RALEIGH, N.C. (WGHP) — With Hurricane Season just a month away, the Governor’s Office is warning North Carolina to prepare.

Meteorologists at Colorado State University are predicting a busier-than-average storm season in 2022 with more named hurricanes than usual. The university’s forecast, released in April, calls for 19 named storms this year. Of the 19 named storms predicted this year, the CSU outlook expects nine to strengthen into hurricanes. Of those nine hurricanes, four are expected to be “major hurricanes.”

While it’s too early to predict North Carolina’s hurricane outlook for the year, Gov. Roy Cooper is warning North Carolinians to take action before Hurricane Season begins.

“North Carolina is prone to the impacts of hurricanes, tropical storms and other severe weather,” Cooper said. “It’s important to be prepared by having a family emergency plan and emergency kit, which will help you to survive the impacts of a storm and recover faster.”

Hurricanes are more likely to kick up from June 1 through Nov. 30, and the past shows us that the coastal Tar Heel State sees its fair share.

Tropical Storm Fred struck Western North Carolina in 2021, and both Hurricane Isaias and Eta left behind damage the year before.
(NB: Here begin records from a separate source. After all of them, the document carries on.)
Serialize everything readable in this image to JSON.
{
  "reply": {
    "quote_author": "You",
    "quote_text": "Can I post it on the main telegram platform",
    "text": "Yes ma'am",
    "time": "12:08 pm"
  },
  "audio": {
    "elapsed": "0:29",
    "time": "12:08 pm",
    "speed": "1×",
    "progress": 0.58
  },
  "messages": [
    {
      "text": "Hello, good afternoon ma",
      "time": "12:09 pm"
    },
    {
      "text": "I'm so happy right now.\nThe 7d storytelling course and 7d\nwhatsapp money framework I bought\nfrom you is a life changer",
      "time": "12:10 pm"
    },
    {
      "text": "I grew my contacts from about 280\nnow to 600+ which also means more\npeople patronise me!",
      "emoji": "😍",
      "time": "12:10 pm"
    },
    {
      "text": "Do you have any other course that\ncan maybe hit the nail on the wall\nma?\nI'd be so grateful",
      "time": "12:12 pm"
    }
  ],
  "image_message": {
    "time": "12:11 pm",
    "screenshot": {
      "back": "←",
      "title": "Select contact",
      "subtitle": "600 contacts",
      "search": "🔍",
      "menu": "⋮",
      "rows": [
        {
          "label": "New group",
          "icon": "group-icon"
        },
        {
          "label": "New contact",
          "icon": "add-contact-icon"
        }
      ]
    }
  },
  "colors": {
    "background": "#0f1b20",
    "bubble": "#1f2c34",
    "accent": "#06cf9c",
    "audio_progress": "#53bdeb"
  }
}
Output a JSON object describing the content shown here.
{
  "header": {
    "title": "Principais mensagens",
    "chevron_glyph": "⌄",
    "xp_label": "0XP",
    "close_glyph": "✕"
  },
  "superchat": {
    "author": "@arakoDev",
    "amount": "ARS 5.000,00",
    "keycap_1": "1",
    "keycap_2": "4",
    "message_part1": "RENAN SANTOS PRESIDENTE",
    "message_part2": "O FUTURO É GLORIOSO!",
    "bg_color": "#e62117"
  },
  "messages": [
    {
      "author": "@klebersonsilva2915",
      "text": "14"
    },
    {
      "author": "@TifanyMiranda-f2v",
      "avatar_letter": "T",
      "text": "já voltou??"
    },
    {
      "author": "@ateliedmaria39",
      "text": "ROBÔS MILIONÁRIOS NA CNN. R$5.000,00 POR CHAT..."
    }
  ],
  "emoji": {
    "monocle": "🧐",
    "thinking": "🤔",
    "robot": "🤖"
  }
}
Hurricane Dorian hit in 2019, and Hurricane Florence, along with Tropical Storms Michael and Alberto, struck in 2018. Hurricane Matthew was in 2016.

Forecasters say it’s the current La Niña conditions that could be paving the way for a more active Hurricane Season. La Niña conditions are lasting longer than expected and are likely to transition to an “ENSO-neutral” pattern (meaning neither La Niña nor El Niño conditions) sometime in the fall, but it seems unlikely that we’ll switch to an El Niño pattern in time for hurricane season.

“El Niño typically reduces Atlantic hurricane activity through increases in vertical wind shear,” explained CSU researchers Philip Klotzbach and Michael Bell in their report, but that seems unlikely in 2022.

The Governor’s Office encourages North Carolinians to set up an emergency plan, including details on how and where you would evacuate, a meeting place and important phone numbers. Creating your plan need only take a few minutes but could ultimately save the lives of you, your family and your friends. A public shelter should be the last resort.

Once you’ve got your emergency plan figured out, make sure to write it down and place it in a secure spot along with a copy of your driver’s license, insurance policies, medical records and bank account information.

You should also prepare an emergency kit. These kits make sure that anyone left without outside help will be able to take care of themselves for at least a few days. The kit should include enough non-perishable food and water to last each family member three to seven days. Other essential items include:

  • First-aid kit
  • Weather radio and batteries
  • Prescription medicines
  • Sleeping bag or blankets
  • Changes of clothes
  • Hygiene items such as toothbrushes, toothpaste, soap and deodorant
  • Cash
  • Pet supplies including food, water, bedding, leashes, muzzle and vaccination records
  • Face masks and hand-sanitizer

You can also take preventative steps to avoid problems by trimming trees, covering windows and securing loose outdoor items before storms hit.